From Bloomberg, October 2014:
Peer-to-peer lenders turning to Asset-Backed Securities (ABS) market by Joy Wiltermuth
Online loan markets in the rapidly growing peer-to-peer lending sector are starting to attract more attention as a potential source of securitisation trades.
Peer-to-peer lenders SoFi and OnDeck have already tapped the Asset-Backed Securities (ABS) market, while CircleBack Lending recently lined up Jefferies to securitize a US$500m batch of consumer loans.
With some companies in the sector seeing up to a 40-fold increase in business, many see the push towards ABS as a natural next step in diversifying.
“We are right at the beginning,” said Dan Ciporin, a partner at venture capital firm Canaan Partners, which provided seed money to two P2P loan platforms, Lending Club and Orchard Platform.
“To use a sports analogy, we are probably 30 seconds into the first quarter.”
Peer-to-peer has evolved quickly over the past few years, stepping into niches in the consumer loan space that traditional banks have steered clear of since the crash.
Growth has been fuelled by big institutional spenders, which have been attracted by the sector’s estimated US$3trn lending opportunity.
“But a big chunk are actually institutional investors.”

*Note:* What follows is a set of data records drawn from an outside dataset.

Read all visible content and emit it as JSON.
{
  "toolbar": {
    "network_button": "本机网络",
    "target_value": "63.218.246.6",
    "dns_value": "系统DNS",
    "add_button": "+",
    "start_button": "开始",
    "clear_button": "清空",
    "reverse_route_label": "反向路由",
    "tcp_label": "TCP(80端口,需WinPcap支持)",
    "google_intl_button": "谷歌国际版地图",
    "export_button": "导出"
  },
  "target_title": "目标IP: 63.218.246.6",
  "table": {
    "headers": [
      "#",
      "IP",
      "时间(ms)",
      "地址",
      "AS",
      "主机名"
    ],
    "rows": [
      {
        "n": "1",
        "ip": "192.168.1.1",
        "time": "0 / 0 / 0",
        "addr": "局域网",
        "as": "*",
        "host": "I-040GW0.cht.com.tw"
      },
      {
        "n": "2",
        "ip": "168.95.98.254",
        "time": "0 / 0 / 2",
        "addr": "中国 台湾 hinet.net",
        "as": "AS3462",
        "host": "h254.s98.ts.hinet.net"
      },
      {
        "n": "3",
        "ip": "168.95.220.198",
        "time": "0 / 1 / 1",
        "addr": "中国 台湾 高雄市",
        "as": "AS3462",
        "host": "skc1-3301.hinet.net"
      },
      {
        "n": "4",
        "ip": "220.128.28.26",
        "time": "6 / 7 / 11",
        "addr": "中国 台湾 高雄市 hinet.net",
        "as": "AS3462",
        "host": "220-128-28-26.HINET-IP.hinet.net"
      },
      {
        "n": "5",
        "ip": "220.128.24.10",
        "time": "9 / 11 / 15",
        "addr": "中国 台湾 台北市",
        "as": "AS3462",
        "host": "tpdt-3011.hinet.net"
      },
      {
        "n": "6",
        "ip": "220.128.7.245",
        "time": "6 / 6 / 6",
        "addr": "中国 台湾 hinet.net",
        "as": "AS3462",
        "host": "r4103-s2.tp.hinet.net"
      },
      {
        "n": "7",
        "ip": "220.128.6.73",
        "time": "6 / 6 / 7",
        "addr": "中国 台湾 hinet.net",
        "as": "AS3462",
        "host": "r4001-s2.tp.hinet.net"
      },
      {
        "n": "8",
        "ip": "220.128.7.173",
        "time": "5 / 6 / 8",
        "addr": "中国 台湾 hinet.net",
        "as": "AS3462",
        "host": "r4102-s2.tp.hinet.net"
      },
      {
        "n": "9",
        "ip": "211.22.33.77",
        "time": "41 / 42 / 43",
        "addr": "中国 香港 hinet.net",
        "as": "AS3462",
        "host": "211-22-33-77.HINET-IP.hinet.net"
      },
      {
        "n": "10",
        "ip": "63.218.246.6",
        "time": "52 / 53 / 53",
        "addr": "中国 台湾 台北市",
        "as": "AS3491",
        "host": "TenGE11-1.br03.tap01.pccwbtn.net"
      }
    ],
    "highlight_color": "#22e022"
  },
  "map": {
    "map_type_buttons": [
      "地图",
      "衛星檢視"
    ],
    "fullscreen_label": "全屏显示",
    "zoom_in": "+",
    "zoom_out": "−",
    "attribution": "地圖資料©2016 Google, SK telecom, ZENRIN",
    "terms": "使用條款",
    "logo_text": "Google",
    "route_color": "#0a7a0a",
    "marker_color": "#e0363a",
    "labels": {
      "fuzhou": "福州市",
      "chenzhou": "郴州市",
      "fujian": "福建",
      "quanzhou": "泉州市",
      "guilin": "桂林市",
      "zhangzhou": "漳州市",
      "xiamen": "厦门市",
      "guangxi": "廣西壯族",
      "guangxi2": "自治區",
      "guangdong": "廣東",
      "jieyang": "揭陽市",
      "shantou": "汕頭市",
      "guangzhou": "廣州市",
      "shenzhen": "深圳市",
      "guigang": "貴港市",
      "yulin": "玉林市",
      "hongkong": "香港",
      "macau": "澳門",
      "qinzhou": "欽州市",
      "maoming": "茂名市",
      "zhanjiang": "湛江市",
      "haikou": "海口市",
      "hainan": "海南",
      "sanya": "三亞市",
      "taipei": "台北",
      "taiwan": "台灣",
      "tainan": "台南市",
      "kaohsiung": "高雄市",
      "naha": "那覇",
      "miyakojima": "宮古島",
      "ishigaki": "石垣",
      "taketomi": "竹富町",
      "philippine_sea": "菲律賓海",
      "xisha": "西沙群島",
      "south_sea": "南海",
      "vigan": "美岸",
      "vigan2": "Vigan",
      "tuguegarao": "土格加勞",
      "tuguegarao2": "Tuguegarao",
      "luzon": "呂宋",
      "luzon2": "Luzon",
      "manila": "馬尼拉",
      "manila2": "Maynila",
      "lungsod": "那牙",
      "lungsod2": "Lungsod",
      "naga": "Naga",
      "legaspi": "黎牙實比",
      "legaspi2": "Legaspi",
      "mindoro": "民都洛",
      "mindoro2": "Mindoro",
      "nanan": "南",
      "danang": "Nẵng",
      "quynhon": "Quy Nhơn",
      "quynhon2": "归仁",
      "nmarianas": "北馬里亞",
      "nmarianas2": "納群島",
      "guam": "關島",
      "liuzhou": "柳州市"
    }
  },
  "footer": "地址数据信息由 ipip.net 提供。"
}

Orchard Platform, for example, allows hedge funds and institutional investors to buy tailor-made pools of P2P consumer loans from originators based on risk and return preferences.
It offers daily loan-level reports and analytics that help investors manage their risks but which could also ease the way for a securitizer working through the process of getting credit ratings assigned to a pool of loans.
“It could be an alternative to securitization or it could also be a precursor,” Orchard co-founder David Snitkof told IFR.
Peer-to-peer lending started out as just that – matching borrowers to loans financed by their peers – but the surge in P2P platforms has steadily won a broader market.
Lending Club and Prosper, two of the largest names in the business, have grown their combined loan volumes roughly 40 times since 2009 from US$60.7m to US$2.36bn already this year, according to data from both companies.
But it is not just those lenders benefiting from borrowers looking for alternative means of credit.
“There is a lot of opportunity,” said Ryan Randall, the CFO at Upstart, which focuses on recent college graduates who have not yet built up significant credit track records.
Upstart uses non-traditional metrics – grade point averages in school, for example, or even which university they attended – to evaluate loan applicants.
While rates to borrowers range from 7%-25%, returns to investors in these loans are targeted at roughly 10%.
“As the pool of assets are increasing,” Randall said. “Many early purchasers will use securitization as a way to diversify their holdings and also provide a way for different buyers to acquire these assets.”
GETTING IT RIGHT
While peer-to-peer lending has focused on shorter-term consumer loans, other areas including small business loans and student debt and credit card refinancings are gaining ground.
And down the road, the ABS market should see a surge of activity from the P2P sector.
“Securitization ultimately will be a way that a lot of this is financed,” the hedge fund investor said.
But for now, at least, peer-to-peer is still tiny when measured against the US$190bn expected to be issued from the traditional consumer ABS market this year.
To get it right going forward, said Ciporin from Canaan Partners, participants will have to make sure they work within the regulatory framework set up after the financial crisis.
“Traditionally, where people run into problems in building great companies in the fin-tech world is (that) they focus on technology, but have a lack of focus on the regulatory side,” he said. “Now people understand that.”